fairy floss sunsets are one of my favourite summer things too. and nectarines for breakfast. and thunderstorms that come out of nowhere and break the heat.

Accidentalwriter said...

An exquisite poem accompanied by a beautiful sunset.....can almost hear the angels singing.

Petra said...

that's a beautiful poem. I live some place that is currently trying to compete with Siberia, so yourw words came at the perfect moment. thank you!

P R I M O E Z A said...

completely evocative, love it.

naomemandeflores said...

I feel you just described the weather here in Rio. If only I could stop everything right now and would go read a poem while watching the sunset...

Camila Faria

B said...

Ah, I love anything to do with Summer, so this post fills me with warmth. The way you describe Australian Summers sounds a lot like Indian Summers, which I am very familiar with. Your final sentence is - well, perfect. The photograph actually transcends perfect. I am in love!

hungryandfrozen said...

Glorious sky, glorious poem. Extreme weather does have its compensation...

Gracia said...

"...they are like the feral cat who purrs and rubs against your leg
but will scratch you if you touch back.
Love is letting the world be half-tamed."

I really like this idea, Hila. Thanks for sharing this work by Jennifer Grotz. The notion of the "half-tamed" is just what I needed to read this quiet and restless Wednesday eve.

fifth floor apartment said...

gorgeous writing, as usual :) it's raining snow right now in pittsburgh, and although i loath humidity your summer sounds kind of nice right now.

xo alison

Jane Flanagan said...

This is a beautiful post. I have a similar, cloying relationship with all the seasonal extremities, going a little stir-crazy and losing my sense of comfort in my own skin. But there are always moments, like this, of reconciliation.

Maura said...

I'm in mid-winter here, but I relate so much to your post. Beautifully written, and I adore that poem, thank you.

Naomi Bulger said...

Oh yes, I need to make my peace with the summer, become friends. "Love is letting the world be half-tamed," after all. I also need to read more poetry.

megan said...

so lovely, hila. i agree with the above commenter: reading your blog always makes me want to read more poetry.
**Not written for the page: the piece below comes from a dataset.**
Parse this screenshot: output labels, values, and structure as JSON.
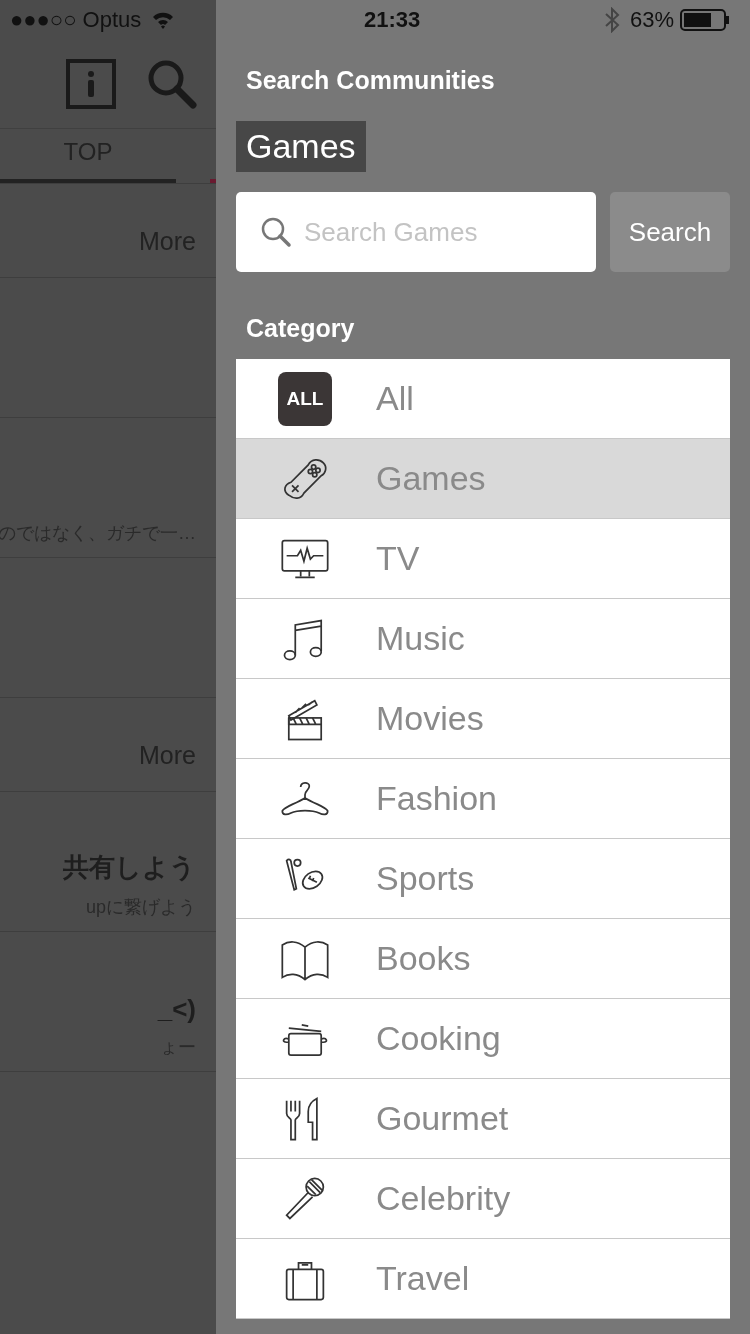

Tana said...

'incredibly beautiful' that's the right expression to describe the summer sky. Candy colours,beautiful lines of the clouds, sense of harmony and appeasement.

Denise | Chez Danisse said...

I love that you left the dishes and picked up a poem. You have your priorities in order.

Kate said...

Lovely. You remind me of feeling so uncomfortable in the wet-cloth heat of Kerala that I walked with a constant frown until that sudden moment when the sun dipped just a fraction, that moment before dusk, and I woke back up to the beauty.

Hila said...

Nancy: :)

Sasha: it must be really cold now in your corner of the world.

Nancy: we've had a few spectacular thunderstorms this summer, but yes, it's mostly sunny.

Rambling Tart: haha, that's pretty much been me this summer: parked in front of a fan, sweating :)

Amy: oh Amy, agreed.

Accidentalwriter: or in my case, the fighting Kookaburras in the trees :)

Petra: ah yes, I've been hearing about the ridiculously cold weather in the UK/Europe on the news. I feel guilty for complaining about the heat!

Primoeza/Elizabeth: yes, it's such an evocative poem, I love it.

Camila: so you know exactly how this weather feels :)

B: yes I imagine our summers would be quite similar. And thanks!

hungryandfrozen: yep, it does. But I'll probably start complaining again soon.

Gracia: those are my favourite lines, such truth in them.

Alison: I loath humidity too!

Jane: me too Jane, I'm either too hot or too cold. But then I steal away moments when everything is perfect for a few minutes.

Maura: thank you!

Naomi: poetry is the cure for all ills, along with chicken soup of course :)

Megan: I'm glad, that makes me happy.

Tana: yes, it is like a form of appeasement.

Denise: absolutely, dishes can wait :)

Kate: I wish I was awake to the beauty more often, I think I complain too much about summer!